FOR IMMEDIATE RELEASE
Monday, August 22, 2022 Contact: email@example.com
San Francisco, CA – The San Francisco Department of Emergency Management and City officials today announced the launch of PulsePoint, a mobile phone application (PulsePoint app) designed to support public safety agencies increasing cardiac arrest survival rates through improved bystander performance and active resident support.
San Francisco’s 9-1-1 dispatch center has formally integrated the use of the PulsePoint application with the 9-1-1 computer-aided dispatch (CAD) system. When a 9-1-1 dispatcher receives and identifies a call related to sudden cardiac arrest (SCA), the information on the CAD system will automatically trigger a PulsePoint application push notification.
“When someone experiences sudden cardiac arrest, help must arrive as soon as possible to increase their chances of survival,” said San Francisco Department of Emergency Management Executive Director Mary Ellen Carroll. “The PulsePoint app provides 9-1-1 dispatchers with an additional tool to notify individuals nearby to respond, perform lifesaving CPR quickly, and provide AED assistance until first responders arrive.”
Anyone with the app who is located within a six-block radius of the incident can receive a push notification to the location of the closest publicly accessible automated external defibrillator (AED) to render aid.
“Time is of the upmost importance when it comes to helping someone experiencing a cardiac arrest. The PulsePoint app provides this critical element: closing the time gap between when CPR is started,” said San Francisco Fire Department Chief Jeanine Nicholson. “We want anyone willing and able to conduct CPR on someone experiencing cardiac arrest to download the PulsePoint app. This way bystanders and emergency medical first responders can work together to save lives.”
In the past three months, DEM’s Emergency Medical Services Agency (EMSA) staff have received three CPR-needed alerts from the PulsePoint app. EMSA staff were able to respond in person with an AED within five minutes, arriving before or at the same time as paramedics.
DEM conducted a soft launch of the app on May 19, 2022 and has seen a steady increase in the number of registered users. There are 1027 registered monthly active users as of July 2022. The PulsePoint app is available for download on Google Play, iPhone App Store, or by scanning the QR code below.
To learn more, watch DEM’s public service announcement video about the app.
About the San Francisco Department of Emergency Management
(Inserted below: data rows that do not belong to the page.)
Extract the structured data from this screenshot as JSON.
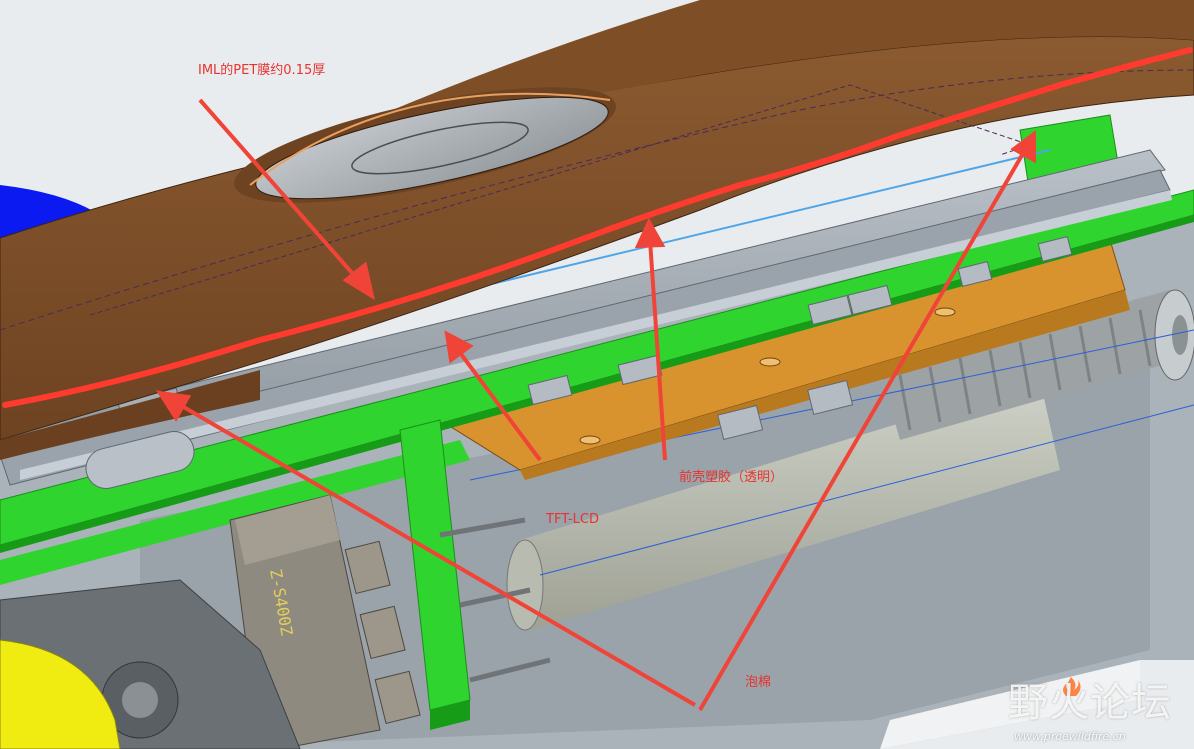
{
  "annotations": {
    "iml": "IML的PET膜约0.15厚",
    "tft": "TFT-LCD",
    "front_shell": "前壳塑胶（透明）",
    "foam": "泡棉"
  },
  "watermark": {
    "title": "野火论坛",
    "url": "www.proewildfire.cn"
  },
  "colors": {
    "annotation": "#e8332e",
    "housing_brown": "#7c4e2a",
    "pcb_green": "#2fd42f",
    "bracket_orange": "#d9932e",
    "body_gray": "#a6afb8",
    "background": "#e9ecef"
  }
}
The San Francisco Department of Emergency Management (DEM) leads the City in planning, preparedness, communication, response, and recovery for daily emergencies, large scale citywide events, and major disasters. DEM is the vital link in emergency communication between the public and first responders, and provides key coordination and leadership to City departments, stakeholders, residents, and visitors.
About the PulsePoint Foundation
PulsePoint is a public 501(c)(3) non-profit foundation that builds applications for use by public safety agencies to increase community awareness during critical events. The PulsePoint Respond mobile app notifies trained individuals of the nearby need for CPR and the PulsePoint AED registry identifies AED (automated external defibrillator) locations for use by the public and 9-1-1 telecommunicators during emergency call taking. PulsePoint also provides specialized mobile apps for professional responders. Learn more at pulsepoint.org or join the conversation at Facebook and Twitter. The free app is available for download on the App Store and Google Play.
About Sudden Cardiac Arrest
Although a heart attack can lead to sudden cardiac arrest (SCA), the two are not the same. SCA is when the heart malfunctions and suddenly stops beating unexpectedly, whereas a heart attack is when blood flow to the heart is blocked, but the heart continues to beat. Each year, more than 350,000 out-of-hospital cardiac arrests occur, making it the leading cause of death in the United States. Survival rates nationally for SCA are less than eight percent, but delivery of CPR can sustain life until paramedics arrive by maintaining vital blood flow to the heart and brain. However, only about a third of SCA victims receive bystander CPR. Without CPR, brain damage or death can occur in minutes. The average EMS response time is nine minutes, even in urban settings; after 10 minutes there is little chance of successful resuscitation. The American Heart Association estimates that effective bystander CPR, provided immediately after SCA, can double or triple a person’s chance of survival.